Here’s what the blurb says:

“The vibrant top note of a delicious fruity accord combined with the sophistication of a powdery iris. A feminine and velvety floral heart accord tenderly envelopes the transition to a warm and addictive dry down composed of gourmand and sensual woody ambery notes.”

Milton Lloyd Bondage L’Affaire: It Goes Beyond Looks

bondage

 

 

Milton Lloyd is the brand behind Taylor of London, Jean Yves, Bondage and Colour Me.  What they are doing is  producing perfumes for ridiculously cheap prices.  OK so far you might think, nothing new there.  What’s the catch?  Well the catch is that they’re actually pretty good.

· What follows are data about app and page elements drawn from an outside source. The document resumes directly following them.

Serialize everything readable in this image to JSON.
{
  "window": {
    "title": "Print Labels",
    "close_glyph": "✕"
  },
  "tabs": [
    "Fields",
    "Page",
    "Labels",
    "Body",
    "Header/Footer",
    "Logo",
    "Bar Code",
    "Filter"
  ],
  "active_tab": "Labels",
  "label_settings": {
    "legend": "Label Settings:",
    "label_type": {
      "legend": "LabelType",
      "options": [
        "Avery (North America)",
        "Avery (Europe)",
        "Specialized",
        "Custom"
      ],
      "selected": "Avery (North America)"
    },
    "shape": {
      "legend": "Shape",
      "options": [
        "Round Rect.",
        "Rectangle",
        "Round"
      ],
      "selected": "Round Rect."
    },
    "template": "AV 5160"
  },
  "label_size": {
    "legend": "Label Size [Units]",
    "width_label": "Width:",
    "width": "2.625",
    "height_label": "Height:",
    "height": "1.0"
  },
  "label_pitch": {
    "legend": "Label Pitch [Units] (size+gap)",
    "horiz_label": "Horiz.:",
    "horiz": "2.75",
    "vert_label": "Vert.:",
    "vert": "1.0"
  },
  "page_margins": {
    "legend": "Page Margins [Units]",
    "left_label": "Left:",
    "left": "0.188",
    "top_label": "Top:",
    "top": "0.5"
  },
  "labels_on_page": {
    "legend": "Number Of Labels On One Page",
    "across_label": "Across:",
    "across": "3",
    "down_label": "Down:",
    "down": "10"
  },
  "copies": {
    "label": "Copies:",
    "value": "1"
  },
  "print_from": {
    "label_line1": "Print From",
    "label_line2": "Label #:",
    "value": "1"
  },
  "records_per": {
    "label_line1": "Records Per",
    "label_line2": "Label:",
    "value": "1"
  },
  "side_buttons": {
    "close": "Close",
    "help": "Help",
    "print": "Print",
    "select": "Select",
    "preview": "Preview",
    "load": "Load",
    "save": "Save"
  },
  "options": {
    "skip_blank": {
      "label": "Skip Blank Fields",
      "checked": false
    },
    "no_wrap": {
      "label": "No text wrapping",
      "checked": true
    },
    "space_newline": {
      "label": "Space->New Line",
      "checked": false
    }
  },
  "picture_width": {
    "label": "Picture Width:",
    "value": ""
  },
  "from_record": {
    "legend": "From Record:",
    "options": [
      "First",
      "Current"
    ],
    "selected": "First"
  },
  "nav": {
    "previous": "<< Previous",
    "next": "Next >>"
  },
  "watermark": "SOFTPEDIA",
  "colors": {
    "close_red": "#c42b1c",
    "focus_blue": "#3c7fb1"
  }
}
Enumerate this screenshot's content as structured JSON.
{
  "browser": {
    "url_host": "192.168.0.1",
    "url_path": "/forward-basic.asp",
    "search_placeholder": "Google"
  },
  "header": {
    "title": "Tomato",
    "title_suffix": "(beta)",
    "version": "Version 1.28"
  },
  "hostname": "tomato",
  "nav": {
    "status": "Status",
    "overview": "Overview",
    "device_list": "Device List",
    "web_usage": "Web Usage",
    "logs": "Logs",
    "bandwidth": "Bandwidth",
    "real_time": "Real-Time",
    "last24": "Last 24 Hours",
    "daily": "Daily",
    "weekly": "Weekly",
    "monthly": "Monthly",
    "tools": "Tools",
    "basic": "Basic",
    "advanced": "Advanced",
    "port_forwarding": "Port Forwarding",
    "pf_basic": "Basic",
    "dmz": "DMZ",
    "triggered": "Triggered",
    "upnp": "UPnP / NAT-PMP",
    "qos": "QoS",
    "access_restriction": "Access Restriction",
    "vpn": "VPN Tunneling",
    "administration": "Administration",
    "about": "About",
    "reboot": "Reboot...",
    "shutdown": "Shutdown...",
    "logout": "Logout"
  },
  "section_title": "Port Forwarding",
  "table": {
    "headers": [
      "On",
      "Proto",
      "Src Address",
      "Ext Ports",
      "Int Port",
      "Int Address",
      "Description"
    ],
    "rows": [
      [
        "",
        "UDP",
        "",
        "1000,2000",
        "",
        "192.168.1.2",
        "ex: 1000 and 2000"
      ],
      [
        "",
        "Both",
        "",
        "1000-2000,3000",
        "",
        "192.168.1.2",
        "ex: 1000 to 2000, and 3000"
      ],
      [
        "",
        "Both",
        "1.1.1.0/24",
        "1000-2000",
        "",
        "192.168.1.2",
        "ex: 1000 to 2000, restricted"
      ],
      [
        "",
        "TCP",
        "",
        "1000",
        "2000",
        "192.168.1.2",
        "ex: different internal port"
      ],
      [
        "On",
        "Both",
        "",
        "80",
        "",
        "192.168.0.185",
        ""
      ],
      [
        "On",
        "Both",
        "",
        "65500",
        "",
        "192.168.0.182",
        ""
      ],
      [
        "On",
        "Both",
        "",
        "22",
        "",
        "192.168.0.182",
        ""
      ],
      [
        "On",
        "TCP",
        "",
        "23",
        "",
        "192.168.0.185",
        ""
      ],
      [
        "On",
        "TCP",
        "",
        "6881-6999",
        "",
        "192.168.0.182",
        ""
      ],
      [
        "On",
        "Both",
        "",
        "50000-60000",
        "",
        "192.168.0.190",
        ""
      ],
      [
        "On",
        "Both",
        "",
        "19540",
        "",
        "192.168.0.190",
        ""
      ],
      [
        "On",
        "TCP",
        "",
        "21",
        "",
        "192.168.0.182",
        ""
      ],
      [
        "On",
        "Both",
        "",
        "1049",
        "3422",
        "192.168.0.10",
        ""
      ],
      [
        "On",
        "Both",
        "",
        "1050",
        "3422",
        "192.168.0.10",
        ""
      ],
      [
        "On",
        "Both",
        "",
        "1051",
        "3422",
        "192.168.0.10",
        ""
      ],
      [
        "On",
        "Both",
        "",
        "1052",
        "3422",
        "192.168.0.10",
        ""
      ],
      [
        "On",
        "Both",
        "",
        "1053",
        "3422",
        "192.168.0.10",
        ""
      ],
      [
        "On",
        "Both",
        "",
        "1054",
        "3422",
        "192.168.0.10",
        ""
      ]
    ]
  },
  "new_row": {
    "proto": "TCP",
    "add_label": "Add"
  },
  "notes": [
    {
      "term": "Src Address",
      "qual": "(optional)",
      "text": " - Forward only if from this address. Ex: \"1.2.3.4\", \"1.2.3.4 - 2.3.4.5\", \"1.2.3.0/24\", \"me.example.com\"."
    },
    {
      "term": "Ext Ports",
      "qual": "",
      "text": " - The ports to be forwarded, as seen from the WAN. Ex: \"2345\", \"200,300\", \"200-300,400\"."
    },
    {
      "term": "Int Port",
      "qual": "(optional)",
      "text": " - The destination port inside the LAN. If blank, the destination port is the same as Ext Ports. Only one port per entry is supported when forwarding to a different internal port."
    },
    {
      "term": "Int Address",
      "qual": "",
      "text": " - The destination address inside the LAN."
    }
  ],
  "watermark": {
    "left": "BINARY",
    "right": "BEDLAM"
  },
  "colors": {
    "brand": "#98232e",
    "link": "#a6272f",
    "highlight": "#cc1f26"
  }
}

So far I’ve yet to find one I cannot bear, although I had a little trouble falling for Chacal as it smells so similar to Dior Poison ( more of which anon).

Some might call them duplicates, but I prefer “homages”. Many of them smell similar to the more popular market leaders, but not exactly like them.  And besides, so many perfumes smell exactly the same to me these days that who are we to start pointing the finger? I’m talking about the vanilla/strawberry/candyfloss fruitichoulis that we get so often.  Against them, Milton Lloyd represents a welcome change of direction and I for one am happy to stock up.  No snobbery here- if it smells good I’ll wear it.

 Milton Lloyd Bondage L’Affaire has a great 1980s Duran Duran stylee box and the perfume within smells jolly good indeed.

Top notes: mandarin and pink pepper, middle notes: lilac, violet, peach, base notes: musk, amber, patchouli. Over on Fragrantica they’re comparing it to Gucci Guilty and Chanel Allure.

What I get is a light wearable floral with some fruity citruses keeping it fresh rather than cloying.  In a blind test I would have sworn there were freesias in this.  There aren’t but that might give you some idea of the prettiness of the florals, and let’s face it, not all florals are pretty.  Some are heavyweights and some are sickly.

The base notes of Bondage L’Affaire are just enough to give it a  prickly sort of lasting finish that is not too much for daywear but gives a nice almost woody finish as it rounds things off around four or five hours after spraying.

Bondage L’Affaire is available from Amazon.co.uk for the princely sum of  7.99 for TWO.